=== Information ===

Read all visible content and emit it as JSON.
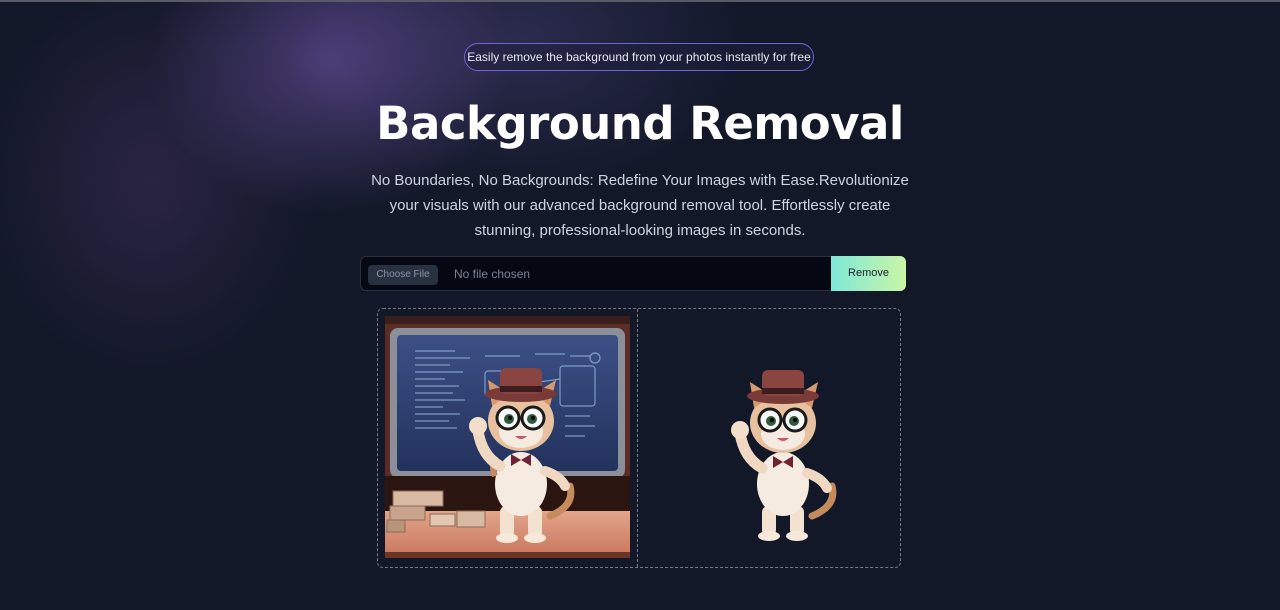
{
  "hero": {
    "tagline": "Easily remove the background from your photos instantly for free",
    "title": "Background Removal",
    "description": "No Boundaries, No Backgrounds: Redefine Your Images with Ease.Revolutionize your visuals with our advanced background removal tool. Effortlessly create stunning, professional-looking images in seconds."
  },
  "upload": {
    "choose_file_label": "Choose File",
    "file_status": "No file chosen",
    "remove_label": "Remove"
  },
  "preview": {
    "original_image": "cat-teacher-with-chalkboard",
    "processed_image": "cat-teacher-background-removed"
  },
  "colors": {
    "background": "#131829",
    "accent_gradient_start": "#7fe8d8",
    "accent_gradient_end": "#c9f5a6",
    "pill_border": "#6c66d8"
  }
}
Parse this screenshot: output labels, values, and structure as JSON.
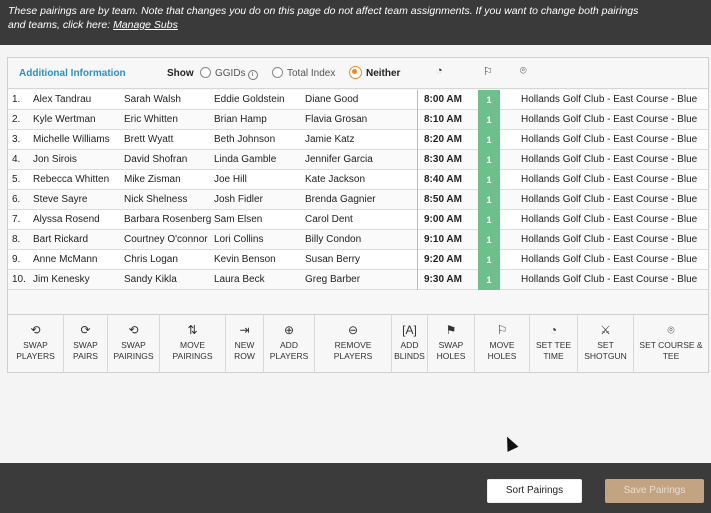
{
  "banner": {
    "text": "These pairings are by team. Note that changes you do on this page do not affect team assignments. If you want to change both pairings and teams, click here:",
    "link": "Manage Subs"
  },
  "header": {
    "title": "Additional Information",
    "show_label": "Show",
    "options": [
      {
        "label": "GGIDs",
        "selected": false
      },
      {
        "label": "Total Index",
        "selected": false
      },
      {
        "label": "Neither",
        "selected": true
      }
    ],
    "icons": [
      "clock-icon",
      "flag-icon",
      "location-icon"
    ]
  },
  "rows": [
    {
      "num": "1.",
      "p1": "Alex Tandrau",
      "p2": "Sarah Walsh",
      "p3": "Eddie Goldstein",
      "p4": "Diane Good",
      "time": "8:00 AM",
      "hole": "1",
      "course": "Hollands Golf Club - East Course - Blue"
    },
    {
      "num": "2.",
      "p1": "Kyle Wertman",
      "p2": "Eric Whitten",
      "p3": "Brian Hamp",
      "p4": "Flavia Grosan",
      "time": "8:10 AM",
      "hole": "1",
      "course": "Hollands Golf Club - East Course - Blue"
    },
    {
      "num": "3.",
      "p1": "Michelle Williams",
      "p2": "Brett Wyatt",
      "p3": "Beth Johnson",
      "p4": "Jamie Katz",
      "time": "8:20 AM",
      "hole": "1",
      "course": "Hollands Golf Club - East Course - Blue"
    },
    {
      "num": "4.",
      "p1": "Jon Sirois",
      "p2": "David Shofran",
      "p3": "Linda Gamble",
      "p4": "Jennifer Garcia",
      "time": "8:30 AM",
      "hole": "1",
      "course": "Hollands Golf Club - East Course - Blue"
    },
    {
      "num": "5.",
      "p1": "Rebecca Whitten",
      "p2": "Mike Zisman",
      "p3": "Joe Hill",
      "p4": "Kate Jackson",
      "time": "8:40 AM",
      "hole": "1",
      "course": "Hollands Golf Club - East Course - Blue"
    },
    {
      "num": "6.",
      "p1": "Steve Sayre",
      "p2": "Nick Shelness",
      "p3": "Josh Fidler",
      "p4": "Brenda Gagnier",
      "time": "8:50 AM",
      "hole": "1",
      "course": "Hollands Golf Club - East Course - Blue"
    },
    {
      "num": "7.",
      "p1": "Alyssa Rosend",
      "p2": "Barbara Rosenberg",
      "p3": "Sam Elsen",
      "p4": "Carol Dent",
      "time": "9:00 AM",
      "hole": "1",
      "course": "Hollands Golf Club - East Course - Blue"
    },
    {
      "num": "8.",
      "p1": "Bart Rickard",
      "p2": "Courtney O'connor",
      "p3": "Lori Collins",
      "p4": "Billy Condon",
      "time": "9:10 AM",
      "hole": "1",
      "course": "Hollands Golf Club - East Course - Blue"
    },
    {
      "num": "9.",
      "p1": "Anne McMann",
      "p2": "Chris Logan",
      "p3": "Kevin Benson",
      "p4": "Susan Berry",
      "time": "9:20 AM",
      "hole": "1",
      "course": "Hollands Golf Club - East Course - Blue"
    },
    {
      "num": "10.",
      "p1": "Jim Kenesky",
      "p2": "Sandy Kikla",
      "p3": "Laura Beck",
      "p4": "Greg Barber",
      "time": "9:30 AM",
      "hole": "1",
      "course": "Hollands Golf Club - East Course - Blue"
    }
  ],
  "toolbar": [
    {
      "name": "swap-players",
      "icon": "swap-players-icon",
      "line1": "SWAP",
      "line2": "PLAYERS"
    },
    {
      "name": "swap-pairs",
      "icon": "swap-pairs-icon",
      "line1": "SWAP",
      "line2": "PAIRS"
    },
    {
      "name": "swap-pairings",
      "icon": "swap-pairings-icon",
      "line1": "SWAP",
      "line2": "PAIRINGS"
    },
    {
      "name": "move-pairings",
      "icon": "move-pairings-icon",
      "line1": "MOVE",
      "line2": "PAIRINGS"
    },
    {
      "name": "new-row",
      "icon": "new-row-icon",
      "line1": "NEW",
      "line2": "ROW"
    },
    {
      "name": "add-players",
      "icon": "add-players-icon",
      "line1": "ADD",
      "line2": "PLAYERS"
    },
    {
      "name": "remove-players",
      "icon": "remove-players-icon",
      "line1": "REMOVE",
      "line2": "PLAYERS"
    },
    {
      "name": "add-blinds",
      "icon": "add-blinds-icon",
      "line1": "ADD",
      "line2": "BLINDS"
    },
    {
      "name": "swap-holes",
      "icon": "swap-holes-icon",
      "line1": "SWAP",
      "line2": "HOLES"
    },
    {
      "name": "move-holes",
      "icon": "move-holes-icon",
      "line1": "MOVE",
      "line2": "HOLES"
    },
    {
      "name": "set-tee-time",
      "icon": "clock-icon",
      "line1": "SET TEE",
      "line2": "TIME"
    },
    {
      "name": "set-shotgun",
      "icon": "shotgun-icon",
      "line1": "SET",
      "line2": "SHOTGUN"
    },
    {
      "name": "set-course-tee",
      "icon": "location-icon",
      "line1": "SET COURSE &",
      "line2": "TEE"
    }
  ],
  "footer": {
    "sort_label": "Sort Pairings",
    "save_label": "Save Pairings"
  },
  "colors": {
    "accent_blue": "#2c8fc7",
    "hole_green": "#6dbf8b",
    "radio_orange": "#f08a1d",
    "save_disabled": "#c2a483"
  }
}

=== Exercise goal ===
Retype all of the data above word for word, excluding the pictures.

=== Task result ===
Read all visible content and emit it as JSON.
{
  "hero": {
    "tagline": "Easily remove the background from your photos instantly for free",
    "title": "Background Removal",
    "description": "No Boundaries, No Backgrounds: Redefine Your Images with Ease.Revolutionize your visuals with our advanced background removal tool. Effortlessly create stunning, professional-looking images in seconds."
  },
  "upload": {
    "choose_file_label": "Choose File",
    "file_status": "No file chosen",
    "remove_label": "Remove"
  },
  "preview": {
    "original_image": "cat-teacher-with-chalkboard",
    "processed_image": "cat-teacher-background-removed"
  },
  "colors": {
    "background": "#131829",
    "accent_gradient_start": "#7fe8d8",
    "accent_gradient_end": "#c9f5a6",
    "pill_border": "#6c66d8"
  }
}
Parse this screenshot: output labels, values, and structure as JSON.
{
  "banner": {
    "text": "These pairings are by team. Note that changes you do on this page do not affect team assignments. If you want to change both pairings and teams, click here:",
    "link": "Manage Subs"
  },
  "header": {
    "title": "Additional Information",
    "show_label": "Show",
    "options": [
      {
        "label": "GGIDs",
        "selected": false
      },
      {
        "label": "Total Index",
        "selected": false
      },
      {
        "label": "Neither",
        "selected": true
      }
    ],
    "icons": [
      "clock-icon",
      "flag-icon",
      "location-icon"
    ]
  },
  "rows": [
    {
      "num": "1.",
      "p1": "Alex Tandrau",
      "p2": "Sarah Walsh",
      "p3": "Eddie Goldstein",
      "p4": "Diane Good",
      "time": "8:00 AM",
      "hole": "1",
      "course": "Hollands Golf Club - East Course - Blue"
    },
    {
      "num": "2.",
      "p1": "Kyle Wertman",
      "p2": "Eric Whitten",
      "p3": "Brian Hamp",
      "p4": "Flavia Grosan",
      "time": "8:10 AM",
      "hole": "1",
      "course": "Hollands Golf Club - East Course - Blue"
    },
    {
      "num": "3.",
      "p1": "Michelle Williams",
      "p2": "Brett Wyatt",
      "p3": "Beth Johnson",
      "p4": "Jamie Katz",
      "time": "8:20 AM",
      "hole": "1",
      "course": "Hollands Golf Club - East Course - Blue"
    },
    {
      "num": "4.",
      "p1": "Jon Sirois",
      "p2": "David Shofran",
      "p3": "Linda Gamble",
      "p4": "Jennifer Garcia",
      "time": "8:30 AM",
      "hole": "1",
      "course": "Hollands Golf Club - East Course - Blue"
    },
    {
      "num": "5.",
      "p1": "Rebecca Whitten",
      "p2": "Mike Zisman",
      "p3": "Joe Hill",
      "p4": "Kate Jackson",
      "time": "8:40 AM",
      "hole": "1",
      "course": "Hollands Golf Club - East Course - Blue"
    },
    {
      "num": "6.",
      "p1": "Steve Sayre",
      "p2": "Nick Shelness",
      "p3": "Josh Fidler",
      "p4": "Brenda Gagnier",
      "time": "8:50 AM",
      "hole": "1",
      "course": "Hollands Golf Club - East Course - Blue"
    },
    {
      "num": "7.",
      "p1": "Alyssa Rosend",
      "p2": "Barbara Rosenberg",
      "p3": "Sam Elsen",
      "p4": "Carol Dent",
      "time": "9:00 AM",
      "hole": "1",
      "course": "Hollands Golf Club - East Course - Blue"
    },
    {
      "num": "8.",
      "p1": "Bart Rickard",
      "p2": "Courtney O'connor",
      "p3": "Lori Collins",
      "p4": "Billy Condon",
      "time": "9:10 AM",
      "hole": "1",
      "course": "Hollands Golf Club - East Course - Blue"
    },
    {
      "num": "9.",
      "p1": "Anne McMann",
      "p2": "Chris Logan",
      "p3": "Kevin Benson",
      "p4": "Susan Berry",
      "time": "9:20 AM",
      "hole": "1",
      "course": "Hollands Golf Club - East Course - Blue"
    },
    {
      "num": "10.",
      "p1": "Jim Kenesky",
      "p2": "Sandy Kikla",
      "p3": "Laura Beck",
      "p4": "Greg Barber",
      "time": "9:30 AM",
      "hole": "1",
      "course": "Hollands Golf Club - East Course - Blue"
    }
  ],
  "toolbar": [
    {
      "name": "swap-players",
      "icon": "swap-players-icon",
      "line1": "SWAP",
      "line2": "PLAYERS"
    },
    {
      "name": "swap-pairs",
      "icon": "swap-pairs-icon",
      "line1": "SWAP",
      "line2": "PAIRS"
    },
    {
      "name": "swap-pairings",
      "icon": "swap-pairings-icon",
      "line1": "SWAP",
      "line2": "PAIRINGS"
    },
    {
      "name": "move-pairings",
      "icon": "move-pairings-icon",
      "line1": "MOVE",
      "line2": "PAIRINGS"
    },
    {
      "name": "new-row",
      "icon": "new-row-icon",
      "line1": "NEW",
      "line2": "ROW"
    },
    {
      "name": "add-players",
      "icon": "add-players-icon",
      "line1": "ADD",
      "line2": "PLAYERS"
    },
    {
      "name": "remove-players",
      "icon": "remove-players-icon",
      "line1": "REMOVE",
      "line2": "PLAYERS"
    },
    {
      "name": "add-blinds",
      "icon": "add-blinds-icon",
      "line1": "ADD",
      "line2": "BLINDS"
    },
    {
      "name": "swap-holes",
      "icon": "swap-holes-icon",
      "line1": "SWAP",
      "line2": "HOLES"
    },
    {
      "name": "move-holes",
      "icon": "move-holes-icon",
      "line1": "MOVE",
      "line2": "HOLES"
    },
    {
      "name": "set-tee-time",
      "icon": "clock-icon",
      "line1": "SET TEE",
      "line2": "TIME"
    },
    {
      "name": "set-shotgun",
      "icon": "shotgun-icon",
      "line1": "SET",
      "line2": "SHOTGUN"
    },
    {
      "name": "set-course-tee",
      "icon": "location-icon",
      "line1": "SET COURSE &",
      "line2": "TEE"
    }
  ],
  "footer": {
    "sort_label": "Sort Pairings",
    "save_label": "Save Pairings"
  },
  "colors": {
    "accent_blue": "#2c8fc7",
    "hole_green": "#6dbf8b",
    "radio_orange": "#f08a1d",
    "save_disabled": "#c2a483"
  }
}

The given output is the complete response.